DESCRIPTION OF THE TASK: How many lines in the records below contain the word "true"? State that number and nothing more.

[Start of section]

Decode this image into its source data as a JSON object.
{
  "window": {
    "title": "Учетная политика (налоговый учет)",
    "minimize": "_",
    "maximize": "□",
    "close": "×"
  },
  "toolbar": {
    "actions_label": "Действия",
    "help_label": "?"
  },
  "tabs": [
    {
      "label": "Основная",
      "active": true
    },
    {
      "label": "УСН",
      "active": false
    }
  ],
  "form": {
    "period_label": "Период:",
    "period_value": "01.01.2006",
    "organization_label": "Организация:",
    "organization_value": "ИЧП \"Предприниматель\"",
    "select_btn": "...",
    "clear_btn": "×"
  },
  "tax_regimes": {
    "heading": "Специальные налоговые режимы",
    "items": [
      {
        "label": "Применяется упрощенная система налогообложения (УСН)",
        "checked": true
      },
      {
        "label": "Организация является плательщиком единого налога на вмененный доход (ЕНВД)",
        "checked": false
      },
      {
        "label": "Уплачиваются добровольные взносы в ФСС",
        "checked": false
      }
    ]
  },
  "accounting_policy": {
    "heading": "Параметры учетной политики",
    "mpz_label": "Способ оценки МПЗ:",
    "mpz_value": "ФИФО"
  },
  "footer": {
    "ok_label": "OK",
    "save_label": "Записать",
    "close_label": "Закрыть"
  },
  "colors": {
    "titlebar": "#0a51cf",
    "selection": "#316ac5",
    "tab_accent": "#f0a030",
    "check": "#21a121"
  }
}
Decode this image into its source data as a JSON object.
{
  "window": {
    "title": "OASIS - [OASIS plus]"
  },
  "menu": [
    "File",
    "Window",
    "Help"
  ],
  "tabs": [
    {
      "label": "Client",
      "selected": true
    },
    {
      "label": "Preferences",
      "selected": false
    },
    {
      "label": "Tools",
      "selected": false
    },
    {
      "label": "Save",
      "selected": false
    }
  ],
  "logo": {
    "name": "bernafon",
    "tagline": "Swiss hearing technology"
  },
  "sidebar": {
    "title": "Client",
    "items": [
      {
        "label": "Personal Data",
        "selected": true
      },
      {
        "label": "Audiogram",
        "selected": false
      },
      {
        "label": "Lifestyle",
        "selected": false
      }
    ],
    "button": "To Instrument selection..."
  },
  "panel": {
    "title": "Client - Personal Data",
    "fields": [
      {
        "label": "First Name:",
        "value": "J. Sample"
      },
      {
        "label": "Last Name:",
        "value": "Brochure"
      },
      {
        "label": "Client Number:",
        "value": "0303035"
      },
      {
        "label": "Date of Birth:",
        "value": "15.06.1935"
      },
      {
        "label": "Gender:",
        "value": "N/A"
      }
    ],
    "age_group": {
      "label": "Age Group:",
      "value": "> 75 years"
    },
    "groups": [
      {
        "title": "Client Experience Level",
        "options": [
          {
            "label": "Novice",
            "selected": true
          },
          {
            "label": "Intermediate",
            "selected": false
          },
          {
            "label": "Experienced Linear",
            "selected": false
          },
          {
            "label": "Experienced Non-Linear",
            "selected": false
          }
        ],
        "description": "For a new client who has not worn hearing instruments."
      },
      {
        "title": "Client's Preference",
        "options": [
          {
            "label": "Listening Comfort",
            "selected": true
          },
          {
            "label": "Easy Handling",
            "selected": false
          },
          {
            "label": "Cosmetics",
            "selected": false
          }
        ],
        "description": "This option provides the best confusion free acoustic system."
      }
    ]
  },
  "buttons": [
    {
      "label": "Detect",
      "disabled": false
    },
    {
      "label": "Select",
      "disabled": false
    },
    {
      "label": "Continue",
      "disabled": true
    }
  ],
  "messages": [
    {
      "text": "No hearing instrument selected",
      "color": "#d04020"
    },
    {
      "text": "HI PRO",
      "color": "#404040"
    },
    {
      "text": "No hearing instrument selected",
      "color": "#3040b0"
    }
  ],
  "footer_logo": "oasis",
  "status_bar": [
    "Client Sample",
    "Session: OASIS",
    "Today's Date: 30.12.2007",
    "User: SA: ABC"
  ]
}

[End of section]

ANSWER FOR THE TASK: 7